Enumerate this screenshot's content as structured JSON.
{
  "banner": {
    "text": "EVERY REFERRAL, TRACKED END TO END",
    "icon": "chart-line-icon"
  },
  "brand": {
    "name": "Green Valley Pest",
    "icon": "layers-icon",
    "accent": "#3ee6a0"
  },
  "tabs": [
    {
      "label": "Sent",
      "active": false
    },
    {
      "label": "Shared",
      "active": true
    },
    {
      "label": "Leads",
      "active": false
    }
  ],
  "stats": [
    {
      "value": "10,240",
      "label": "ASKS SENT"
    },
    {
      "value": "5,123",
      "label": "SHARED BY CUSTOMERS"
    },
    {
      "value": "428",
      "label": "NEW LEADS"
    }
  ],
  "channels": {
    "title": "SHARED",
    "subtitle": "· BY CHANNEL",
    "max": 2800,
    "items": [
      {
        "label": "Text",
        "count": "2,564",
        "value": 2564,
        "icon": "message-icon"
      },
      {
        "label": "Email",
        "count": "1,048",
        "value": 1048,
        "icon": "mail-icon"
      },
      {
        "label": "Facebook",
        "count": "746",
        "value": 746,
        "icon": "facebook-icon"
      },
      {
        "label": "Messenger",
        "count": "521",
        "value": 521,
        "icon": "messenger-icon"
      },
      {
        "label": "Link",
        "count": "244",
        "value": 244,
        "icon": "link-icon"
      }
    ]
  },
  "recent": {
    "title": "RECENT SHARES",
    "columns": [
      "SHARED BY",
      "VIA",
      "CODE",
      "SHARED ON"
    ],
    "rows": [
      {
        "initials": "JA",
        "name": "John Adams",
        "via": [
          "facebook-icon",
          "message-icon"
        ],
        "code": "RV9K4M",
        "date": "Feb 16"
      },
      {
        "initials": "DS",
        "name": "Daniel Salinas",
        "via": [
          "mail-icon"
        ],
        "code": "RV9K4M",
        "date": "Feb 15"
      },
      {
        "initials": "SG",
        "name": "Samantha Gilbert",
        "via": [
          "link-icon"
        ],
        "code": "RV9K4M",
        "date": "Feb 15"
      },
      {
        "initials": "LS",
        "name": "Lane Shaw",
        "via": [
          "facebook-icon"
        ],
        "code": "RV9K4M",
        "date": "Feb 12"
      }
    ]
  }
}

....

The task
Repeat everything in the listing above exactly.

Solution to the problem
Enumerate this screenshot's content as structured JSON.
{
  "banner": {
    "text": "EVERY REFERRAL, TRACKED END TO END",
    "icon": "chart-line-icon"
  },
  "brand": {
    "name": "Green Valley Pest",
    "icon": "layers-icon",
    "accent": "#3ee6a0"
  },
  "tabs": [
    {
      "label": "Sent",
      "active": false
    },
    {
      "label": "Shared",
      "active": true
    },
    {
      "label": "Leads",
      "active": false
    }
  ],
  "stats": [
    {
      "value": "10,240",
      "label": "ASKS SENT"
    },
    {
      "value": "5,123",
      "label": "SHARED BY CUSTOMERS"
    },
    {
      "value": "428",
      "label": "NEW LEADS"
    }
  ],
  "channels": {
    "title": "SHARED",
    "subtitle": "· BY CHANNEL",
    "max": 2800,
    "items": [
      {
        "label": "Text",
        "count": "2,564",
        "value": 2564,
        "icon": "message-icon"
      },
      {
        "label": "Email",
        "count": "1,048",
        "value": 1048,
        "icon": "mail-icon"
      },
      {
        "label": "Facebook",
        "count": "746",
        "value": 746,
        "icon": "facebook-icon"
      },
      {
        "label": "Messenger",
        "count": "521",
        "value": 521,
        "icon": "messenger-icon"
      },
      {
        "label": "Link",
        "count": "244",
        "value": 244,
        "icon": "link-icon"
      }
    ]
  },
  "recent": {
    "title": "RECENT SHARES",
    "columns": [
      "SHARED BY",
      "VIA",
      "CODE",
      "SHARED ON"
    ],
    "rows": [
      {
        "initials": "JA",
        "name": "John Adams",
        "via": [
          "facebook-icon",
          "message-icon"
        ],
        "code": "RV9K4M",
        "date": "Feb 16"
      },
      {
        "initials": "DS",
        "name": "Daniel Salinas",
        "via": [
          "mail-icon"
        ],
        "code": "RV9K4M",
        "date": "Feb 15"
      },
      {
        "initials": "SG",
        "name": "Samantha Gilbert",
        "via": [
          "link-icon"
        ],
        "code": "RV9K4M",
        "date": "Feb 15"
      },
      {
        "initials": "LS",
        "name": "Lane Shaw",
        "via": [
          "facebook-icon"
        ],
        "code": "RV9K4M",
        "date": "Feb 12"
      }
    ]
  }
}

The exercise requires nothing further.